◆ **GIVEN RECORDS**:

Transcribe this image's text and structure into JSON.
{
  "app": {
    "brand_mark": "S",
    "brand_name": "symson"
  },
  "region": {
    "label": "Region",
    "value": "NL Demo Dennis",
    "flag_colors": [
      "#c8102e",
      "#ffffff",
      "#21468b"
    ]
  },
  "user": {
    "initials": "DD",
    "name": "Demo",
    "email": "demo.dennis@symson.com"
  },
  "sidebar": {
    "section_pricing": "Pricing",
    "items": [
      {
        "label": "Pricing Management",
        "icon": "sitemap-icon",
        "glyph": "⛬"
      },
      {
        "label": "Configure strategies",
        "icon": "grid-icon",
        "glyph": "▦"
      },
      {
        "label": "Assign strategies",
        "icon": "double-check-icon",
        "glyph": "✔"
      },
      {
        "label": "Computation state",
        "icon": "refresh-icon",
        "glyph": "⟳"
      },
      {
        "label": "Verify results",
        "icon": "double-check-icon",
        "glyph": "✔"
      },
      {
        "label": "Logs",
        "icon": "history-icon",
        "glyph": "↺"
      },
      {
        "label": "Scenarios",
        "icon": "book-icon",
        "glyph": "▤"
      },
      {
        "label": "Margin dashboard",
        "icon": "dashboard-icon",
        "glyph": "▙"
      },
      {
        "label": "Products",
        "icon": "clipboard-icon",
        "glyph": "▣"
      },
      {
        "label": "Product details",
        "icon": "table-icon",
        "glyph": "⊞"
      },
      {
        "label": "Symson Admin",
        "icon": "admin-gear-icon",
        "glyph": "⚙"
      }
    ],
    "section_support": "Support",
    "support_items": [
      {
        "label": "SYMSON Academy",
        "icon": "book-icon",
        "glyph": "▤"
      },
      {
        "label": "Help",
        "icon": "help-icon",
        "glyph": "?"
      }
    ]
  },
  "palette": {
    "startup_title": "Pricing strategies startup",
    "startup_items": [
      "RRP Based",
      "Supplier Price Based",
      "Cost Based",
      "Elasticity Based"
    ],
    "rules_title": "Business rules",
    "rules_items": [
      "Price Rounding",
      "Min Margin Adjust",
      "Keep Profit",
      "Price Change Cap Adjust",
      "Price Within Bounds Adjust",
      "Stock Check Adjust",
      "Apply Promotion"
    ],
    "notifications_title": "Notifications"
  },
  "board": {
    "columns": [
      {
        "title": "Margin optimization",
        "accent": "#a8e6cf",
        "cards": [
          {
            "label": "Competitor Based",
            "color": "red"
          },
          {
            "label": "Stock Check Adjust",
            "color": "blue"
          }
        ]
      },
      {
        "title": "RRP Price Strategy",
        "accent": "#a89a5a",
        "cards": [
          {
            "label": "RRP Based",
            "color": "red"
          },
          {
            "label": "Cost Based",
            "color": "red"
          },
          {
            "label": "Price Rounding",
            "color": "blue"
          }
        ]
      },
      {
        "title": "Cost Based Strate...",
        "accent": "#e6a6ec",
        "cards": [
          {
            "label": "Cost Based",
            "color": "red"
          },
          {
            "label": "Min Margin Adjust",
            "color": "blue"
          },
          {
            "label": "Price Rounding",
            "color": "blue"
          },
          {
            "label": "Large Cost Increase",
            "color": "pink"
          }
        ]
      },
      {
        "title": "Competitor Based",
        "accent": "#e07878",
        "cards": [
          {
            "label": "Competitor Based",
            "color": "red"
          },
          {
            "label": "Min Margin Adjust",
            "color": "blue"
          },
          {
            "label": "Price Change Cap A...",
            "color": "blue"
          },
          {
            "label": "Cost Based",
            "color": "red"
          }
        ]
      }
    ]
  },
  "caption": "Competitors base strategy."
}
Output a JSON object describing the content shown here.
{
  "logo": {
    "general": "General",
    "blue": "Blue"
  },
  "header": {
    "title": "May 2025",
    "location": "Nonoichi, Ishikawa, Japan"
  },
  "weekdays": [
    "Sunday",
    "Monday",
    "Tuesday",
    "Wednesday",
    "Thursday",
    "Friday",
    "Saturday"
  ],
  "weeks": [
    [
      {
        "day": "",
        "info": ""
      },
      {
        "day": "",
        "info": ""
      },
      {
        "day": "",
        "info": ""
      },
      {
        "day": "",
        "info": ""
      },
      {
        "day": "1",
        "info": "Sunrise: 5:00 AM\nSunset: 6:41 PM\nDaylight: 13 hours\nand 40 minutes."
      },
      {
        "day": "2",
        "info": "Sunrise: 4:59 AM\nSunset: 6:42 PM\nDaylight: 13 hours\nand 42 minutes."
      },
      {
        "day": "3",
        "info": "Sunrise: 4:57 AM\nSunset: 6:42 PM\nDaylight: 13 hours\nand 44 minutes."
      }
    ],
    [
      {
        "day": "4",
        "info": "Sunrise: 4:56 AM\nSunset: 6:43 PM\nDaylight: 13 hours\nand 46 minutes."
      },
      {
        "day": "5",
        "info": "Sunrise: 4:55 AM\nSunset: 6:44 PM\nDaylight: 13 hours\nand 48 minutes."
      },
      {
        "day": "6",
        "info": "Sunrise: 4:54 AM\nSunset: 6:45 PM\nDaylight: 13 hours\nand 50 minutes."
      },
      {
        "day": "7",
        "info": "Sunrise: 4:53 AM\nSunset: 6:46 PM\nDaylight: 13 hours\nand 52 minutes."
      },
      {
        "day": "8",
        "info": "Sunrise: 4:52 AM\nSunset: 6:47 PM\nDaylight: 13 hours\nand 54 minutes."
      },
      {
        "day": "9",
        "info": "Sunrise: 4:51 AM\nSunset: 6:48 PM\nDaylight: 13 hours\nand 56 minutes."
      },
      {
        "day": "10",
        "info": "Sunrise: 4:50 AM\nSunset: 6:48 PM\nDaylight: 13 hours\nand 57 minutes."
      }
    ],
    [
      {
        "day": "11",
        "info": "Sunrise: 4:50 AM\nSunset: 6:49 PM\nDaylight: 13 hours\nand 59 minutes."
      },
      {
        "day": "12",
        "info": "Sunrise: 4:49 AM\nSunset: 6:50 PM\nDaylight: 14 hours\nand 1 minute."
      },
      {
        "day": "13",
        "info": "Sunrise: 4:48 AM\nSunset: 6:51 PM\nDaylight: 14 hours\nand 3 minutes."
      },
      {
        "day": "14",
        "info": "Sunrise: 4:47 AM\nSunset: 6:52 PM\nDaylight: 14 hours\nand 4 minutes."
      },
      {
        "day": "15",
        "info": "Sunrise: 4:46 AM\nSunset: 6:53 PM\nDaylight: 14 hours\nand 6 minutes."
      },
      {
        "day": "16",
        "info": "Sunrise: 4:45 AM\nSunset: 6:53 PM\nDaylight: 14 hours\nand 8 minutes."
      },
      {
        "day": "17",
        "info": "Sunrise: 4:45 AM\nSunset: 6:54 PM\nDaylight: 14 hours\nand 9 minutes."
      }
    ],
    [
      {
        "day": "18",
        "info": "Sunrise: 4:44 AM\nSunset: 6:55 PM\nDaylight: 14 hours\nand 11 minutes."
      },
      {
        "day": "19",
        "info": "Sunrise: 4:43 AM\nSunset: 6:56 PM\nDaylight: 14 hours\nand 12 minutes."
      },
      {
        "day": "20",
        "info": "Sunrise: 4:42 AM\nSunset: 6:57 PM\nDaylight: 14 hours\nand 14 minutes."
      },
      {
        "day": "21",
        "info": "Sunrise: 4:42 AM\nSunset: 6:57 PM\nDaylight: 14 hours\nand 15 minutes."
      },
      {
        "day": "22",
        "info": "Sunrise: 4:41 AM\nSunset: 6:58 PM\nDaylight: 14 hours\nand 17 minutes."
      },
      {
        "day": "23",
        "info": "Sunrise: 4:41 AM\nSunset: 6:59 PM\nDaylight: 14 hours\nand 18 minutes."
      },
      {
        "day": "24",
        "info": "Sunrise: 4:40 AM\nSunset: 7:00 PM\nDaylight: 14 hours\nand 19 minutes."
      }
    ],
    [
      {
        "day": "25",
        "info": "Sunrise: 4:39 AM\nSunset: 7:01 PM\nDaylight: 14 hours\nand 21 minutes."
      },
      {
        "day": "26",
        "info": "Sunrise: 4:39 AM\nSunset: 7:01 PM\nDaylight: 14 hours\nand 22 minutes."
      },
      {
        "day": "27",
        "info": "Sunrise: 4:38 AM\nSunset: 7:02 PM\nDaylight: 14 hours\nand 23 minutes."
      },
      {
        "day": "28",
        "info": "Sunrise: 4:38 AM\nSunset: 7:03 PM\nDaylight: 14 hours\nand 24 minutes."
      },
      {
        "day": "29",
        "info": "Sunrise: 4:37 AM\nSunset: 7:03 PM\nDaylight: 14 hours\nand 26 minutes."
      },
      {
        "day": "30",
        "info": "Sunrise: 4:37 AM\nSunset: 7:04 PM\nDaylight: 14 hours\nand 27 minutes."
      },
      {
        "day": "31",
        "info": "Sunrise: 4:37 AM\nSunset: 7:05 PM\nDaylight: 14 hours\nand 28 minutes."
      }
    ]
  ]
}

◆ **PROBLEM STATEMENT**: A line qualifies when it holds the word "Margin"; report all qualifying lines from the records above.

◆ **TASK SOLUTION**:
        "label": "Margin dashboard",
      "Min Margin Adjust",
        "title": "Margin optimization",
            "label": "Min Margin Adjust",
            "label": "Min Margin Adjust",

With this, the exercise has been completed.